A week ago, the owner of a furniture store in Conway, Ark., asked me, "Why don't you media people, especially the cable news, ever ask politicians what they agree on? Why is it always about disagreements?" The folks in Ellston thought that was a very good idea. It's one I'll take home. But it's also a lesson that politicians, even extremists like Bachmann, should heed: the Americans who feel most ignored these days are not the screamers. They are the solid citizens who are sick to death of pols who play to the rant.
The odd thing about the political landscape is how much the people on the left and the people on the right and the people in the middle agree on things: this nation has gotten out of control of the people, money now rules politics which means corporations now rule politics, and the rhetoric you hear from the right echoes the rhetoric you hear from the left.
The disagreements are deep, to be sure. To make the ludicrous claim that the richest one percent pay 20% of the taxes-- while they *earn* over 1000% more in income-- is pandering of the worst kind. The left has it more right than the right, to be sure. That's why I haven't abandoned my liberal principles.
But I digress...
You'd think, as weak as Obama's approval ratings make him appear, the Republicans would be six deep trying to run against him, and yet people you might expect to run, like Condoleeza Rice or Marco Rubio, remain oddly out of the spotlight.
One has to wonder why. My guess would be the volatile nature of the GOP voting base: there's a power struggle going on. One thing Republicans hae always been very very good at is keeping internal discipline even when the walls are crumbling.

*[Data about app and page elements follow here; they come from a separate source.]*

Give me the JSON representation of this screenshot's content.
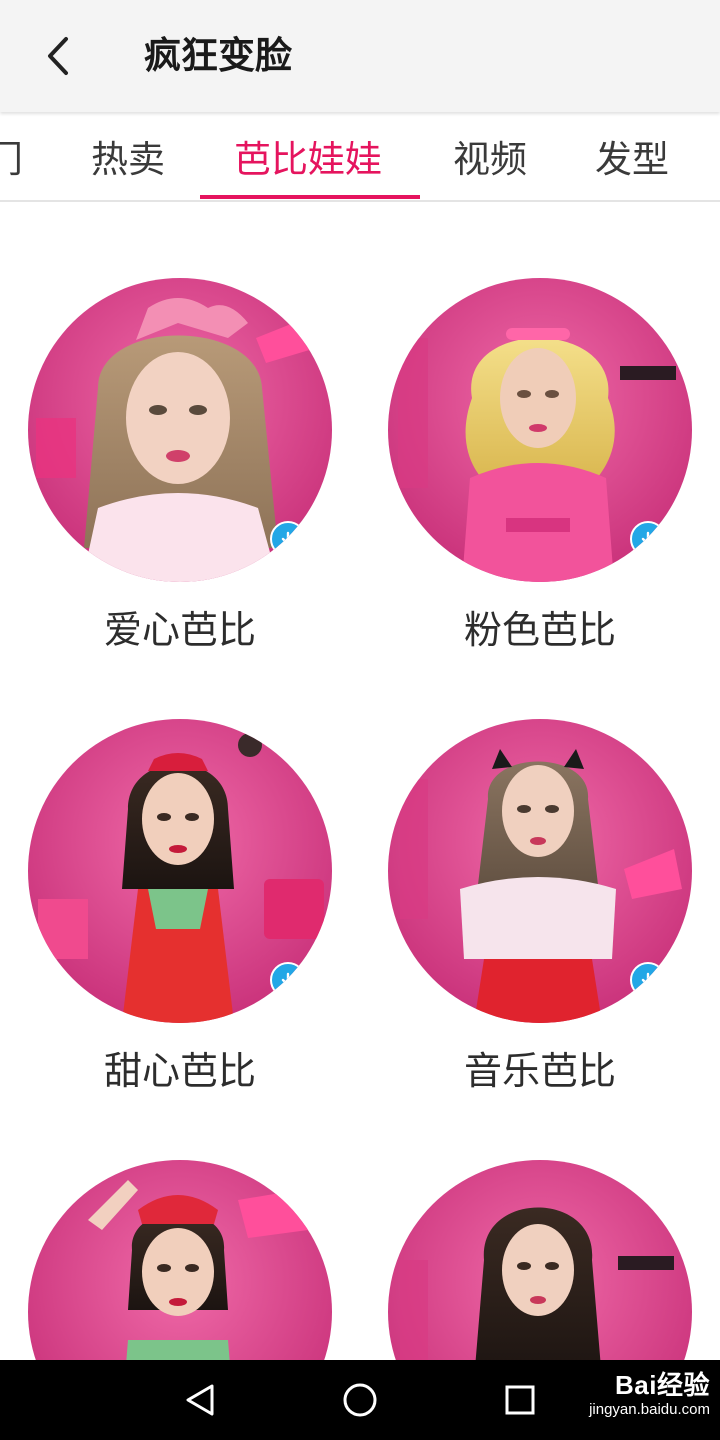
{
  "header": {
    "title": "疯狂变脸",
    "back_icon": "chevron-left-icon"
  },
  "tabs": [
    {
      "label": "门",
      "active": false
    },
    {
      "label": "热卖",
      "active": false
    },
    {
      "label": "芭比娃娃",
      "active": true
    },
    {
      "label": "视频",
      "active": false
    },
    {
      "label": "发型",
      "active": false
    }
  ],
  "colors": {
    "accent": "#e5145e",
    "badge": "#22a7e6",
    "card_bg": "#e0428a"
  },
  "items": [
    {
      "label": "爱心芭比",
      "download_icon": "arrow-down-icon"
    },
    {
      "label": "粉色芭比",
      "download_icon": "arrow-down-icon"
    },
    {
      "label": "甜心芭比",
      "download_icon": "arrow-down-icon"
    },
    {
      "label": "音乐芭比",
      "download_icon": "arrow-down-icon"
    },
    {
      "label": "",
      "download_icon": ""
    },
    {
      "label": "",
      "download_icon": ""
    }
  ],
  "navbar": {
    "back": "triangle-back-icon",
    "home": "circle-home-icon",
    "recents": "square-recents-icon"
  },
  "watermark": {
    "brand": "Bai经验",
    "url": "jingyan.baidu.com"
  }
}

It happened during the last years of the Bush administration. You never heard about how Bush was a liberal until after he'd left office.
You won't hear about this split until it cleaves the party in two. You're starting to see signs of this: Jim Jeffords was a pioneer, of course, but David Frum has all but abandoned the GOP, Lamar Alexander has resigned what leadership posts he holds in the Senate, and now the long-time head of the Florida Republican party is leaving to take a consulting job. The rats, such as they are, are abandoning ship.

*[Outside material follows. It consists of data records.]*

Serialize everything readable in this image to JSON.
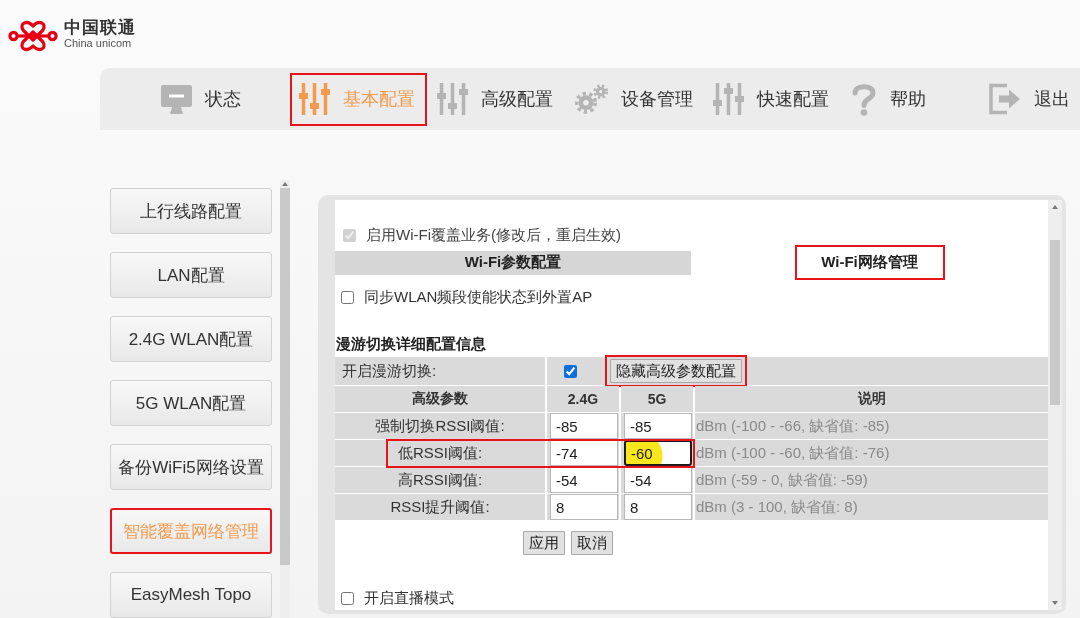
{
  "logo": {
    "title": "中国联通",
    "subtitle": "China unicom"
  },
  "nav": [
    {
      "kind": "status",
      "label": "状态",
      "selected": false,
      "annotated": false
    },
    {
      "kind": "basic",
      "label": "基本配置",
      "selected": true,
      "annotated": true
    },
    {
      "kind": "advanced",
      "label": "高级配置",
      "selected": false,
      "annotated": false
    },
    {
      "kind": "device",
      "label": "设备管理",
      "selected": false,
      "annotated": false
    },
    {
      "kind": "quick",
      "label": "快速配置",
      "selected": false,
      "annotated": false
    },
    {
      "kind": "help",
      "label": "帮助",
      "selected": false,
      "annotated": false
    },
    {
      "kind": "logout",
      "label": "退出",
      "selected": false,
      "annotated": false
    }
  ],
  "sidebar": {
    "items": [
      {
        "label": "上行线路配置",
        "selected": false,
        "annotated": false
      },
      {
        "label": "LAN配置",
        "selected": false,
        "annotated": false
      },
      {
        "label": "2.4G WLAN配置",
        "selected": false,
        "annotated": false
      },
      {
        "label": "5G WLAN配置",
        "selected": false,
        "annotated": false
      },
      {
        "label": "备份WiFi5网络设置",
        "selected": false,
        "annotated": false
      },
      {
        "label": "智能覆盖网络管理",
        "selected": true,
        "annotated": true
      },
      {
        "label": "EasyMesh Topo",
        "selected": false,
        "annotated": false
      }
    ]
  },
  "panel": {
    "coverage": {
      "label": "启用Wi-Fi覆盖业务(修改后，重启生效)",
      "checked": true,
      "disabled": true
    },
    "tabs": [
      {
        "label": "Wi-Fi参数配置",
        "selected": false,
        "annotated": false
      },
      {
        "label": "Wi-Fi网络管理",
        "selected": true,
        "annotated": true
      }
    ],
    "sync": {
      "label": "同步WLAN频段使能状态到外置AP",
      "checked": false
    },
    "section_title": "漫游切换详细配置信息",
    "roaming": {
      "label": "开启漫游切换:",
      "checked": true,
      "toggle": {
        "label": "隐藏高级参数配置",
        "annotated": true
      }
    },
    "table": {
      "columns": [
        "高级参数",
        "2.4G",
        "5G",
        "说明"
      ],
      "rows": [
        {
          "name": "强制切换RSSI阈值:",
          "annotated": false,
          "cells": [
            {
              "value": "-85",
              "focused": false,
              "click_marker": false
            },
            {
              "value": "-85",
              "focused": false,
              "click_marker": false
            }
          ],
          "note": "dBm (-100 - -66, 缺省值: -85)"
        },
        {
          "name": "低RSSI阈值:",
          "annotated": true,
          "cells": [
            {
              "value": "-74",
              "focused": false,
              "click_marker": false
            },
            {
              "value": "-60",
              "focused": true,
              "click_marker": true
            }
          ],
          "note": "dBm (-100 - -60, 缺省值: -76)"
        },
        {
          "name": "高RSSI阈值:",
          "annotated": false,
          "cells": [
            {
              "value": "-54",
              "focused": false,
              "click_marker": false
            },
            {
              "value": "-54",
              "focused": false,
              "click_marker": false
            }
          ],
          "note": "dBm (-59 - 0, 缺省值: -59)"
        },
        {
          "name": "RSSI提升阈值:",
          "annotated": false,
          "cells": [
            {
              "value": "8",
              "focused": false,
              "click_marker": false
            },
            {
              "value": "8",
              "focused": false,
              "click_marker": false
            }
          ],
          "note": "dBm (3 - 100, 缺省值: 8)"
        }
      ]
    },
    "buttons": [
      "应用",
      "取消"
    ],
    "live_mode": {
      "label": "开启直播模式",
      "checked": false
    }
  }
}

2012 could see a GOP decimated by internal strife and proven deadly wrong on so many of their cherished beliefs (as expressed in the primary run) that they'll be lucky to hold onto the House.